■ Task goal ■
Repeat each record exactly, skipping the pictures.

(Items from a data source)
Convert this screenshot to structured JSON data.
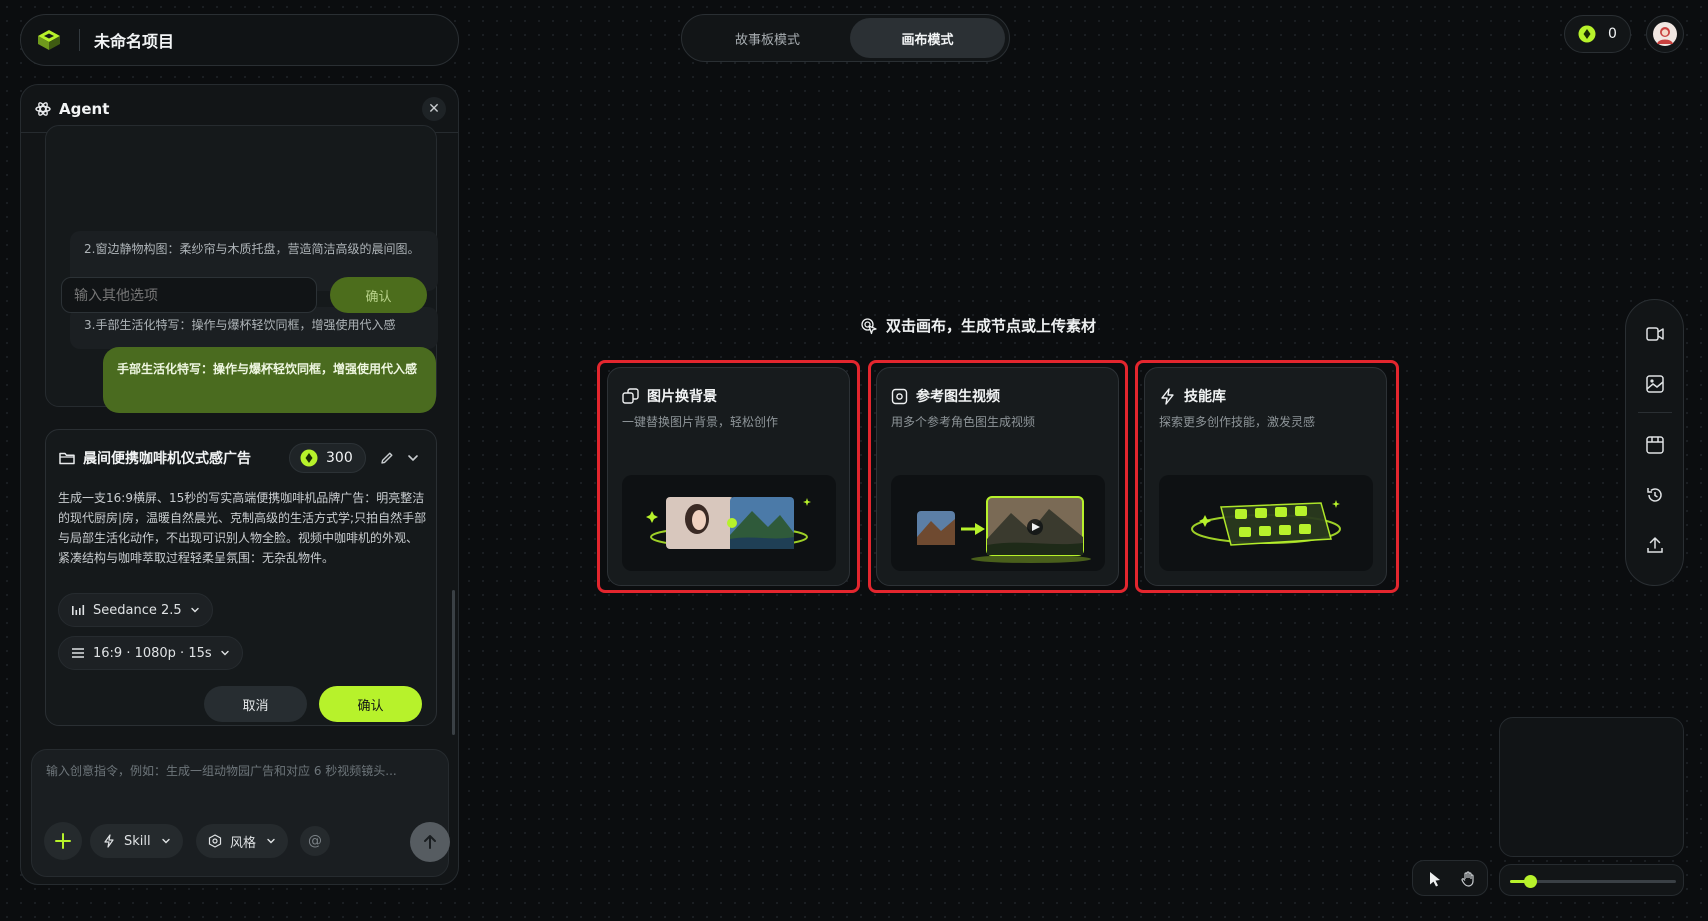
{
  "project": {
    "title": "未命名项目"
  },
  "mode_switch": {
    "tabs": [
      "故事板模式",
      "画布模式"
    ],
    "active": "画布模式"
  },
  "credits": {
    "balance": "0"
  },
  "agent": {
    "title": "Agent",
    "options": [
      "2.窗边静物构图：柔纱帘与木质托盘，营造简洁高级的晨间图。",
      "3.手部生活化特写：操作与爆杯轻饮同框，增强使用代入感"
    ],
    "other_input_placeholder": "输入其他选项",
    "option_confirm": "确认",
    "user_message": "手部生活化特写：操作与爆杯轻饮同框，增强使用代入感",
    "task": {
      "title": "晨间便携咖啡机仪式感广告",
      "cost": "300",
      "description": "生成一支16:9横屏、15秒的写实高端便携咖啡机品牌广告：明亮整洁的现代厨房|房，温暖自然晨光、克制高级的生活方式学;只拍自然手部与局部生活化动作，不出现可识别人物全脸。视频中咖啡机的外观、紧凑结构与咖啡萃取过程轻柔呈氛围：无杂乱物件。",
      "model": "Seedance 2.5",
      "spec": "16:9 · 1080p · 15s",
      "cancel": "取消",
      "confirm": "确认"
    },
    "composer": {
      "placeholder": "输入创意指令，例如：生成一组动物园广告和对应 6 秒视频镜头...",
      "skill_label": "Skill",
      "style_label": "风格",
      "mention": "@"
    }
  },
  "canvas": {
    "hint": "双击画布，生成节点或上传素材",
    "cards": [
      {
        "title": "图片换背景",
        "subtitle": "一键替换图片背景，轻松创作",
        "icon": "image-swap-icon"
      },
      {
        "title": "参考图生视频",
        "subtitle": "用多个参考角色图生成视频",
        "icon": "reference-video-icon"
      },
      {
        "title": "技能库",
        "subtitle": "探索更多创作技能，激发灵感",
        "icon": "lightning-icon"
      }
    ]
  },
  "right_toolbar": [
    "video-clip-icon",
    "image-icon",
    "storyboard-icon",
    "history-icon",
    "upload-icon"
  ],
  "zoom": {
    "level_fraction": 0.12
  },
  "colors": {
    "accent": "#b7f22b",
    "highlight_border": "#e3262e",
    "background": "#0b0d0f"
  }
}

■ Problem solution ■
Convert this screenshot to structured JSON data.
{
  "project": {
    "title": "未命名项目"
  },
  "mode_switch": {
    "tabs": [
      "故事板模式",
      "画布模式"
    ],
    "active": "画布模式"
  },
  "credits": {
    "balance": "0"
  },
  "agent": {
    "title": "Agent",
    "options": [
      "2.窗边静物构图：柔纱帘与木质托盘，营造简洁高级的晨间图。",
      "3.手部生活化特写：操作与爆杯轻饮同框，增强使用代入感"
    ],
    "other_input_placeholder": "输入其他选项",
    "option_confirm": "确认",
    "user_message": "手部生活化特写：操作与爆杯轻饮同框，增强使用代入感",
    "task": {
      "title": "晨间便携咖啡机仪式感广告",
      "cost": "300",
      "description": "生成一支16:9横屏、15秒的写实高端便携咖啡机品牌广告：明亮整洁的现代厨房|房，温暖自然晨光、克制高级的生活方式学;只拍自然手部与局部生活化动作，不出现可识别人物全脸。视频中咖啡机的外观、紧凑结构与咖啡萃取过程轻柔呈氛围：无杂乱物件。",
      "model": "Seedance 2.5",
      "spec": "16:9 · 1080p · 15s",
      "cancel": "取消",
      "confirm": "确认"
    },
    "composer": {
      "placeholder": "输入创意指令，例如：生成一组动物园广告和对应 6 秒视频镜头...",
      "skill_label": "Skill",
      "style_label": "风格",
      "mention": "@"
    }
  },
  "canvas": {
    "hint": "双击画布，生成节点或上传素材",
    "cards": [
      {
        "title": "图片换背景",
        "subtitle": "一键替换图片背景，轻松创作",
        "icon": "image-swap-icon"
      },
      {
        "title": "参考图生视频",
        "subtitle": "用多个参考角色图生成视频",
        "icon": "reference-video-icon"
      },
      {
        "title": "技能库",
        "subtitle": "探索更多创作技能，激发灵感",
        "icon": "lightning-icon"
      }
    ]
  },
  "right_toolbar": [
    "video-clip-icon",
    "image-icon",
    "storyboard-icon",
    "history-icon",
    "upload-icon"
  ],
  "zoom": {
    "level_fraction": 0.12
  },
  "colors": {
    "accent": "#b7f22b",
    "highlight_border": "#e3262e",
    "background": "#0b0d0f"
  }
}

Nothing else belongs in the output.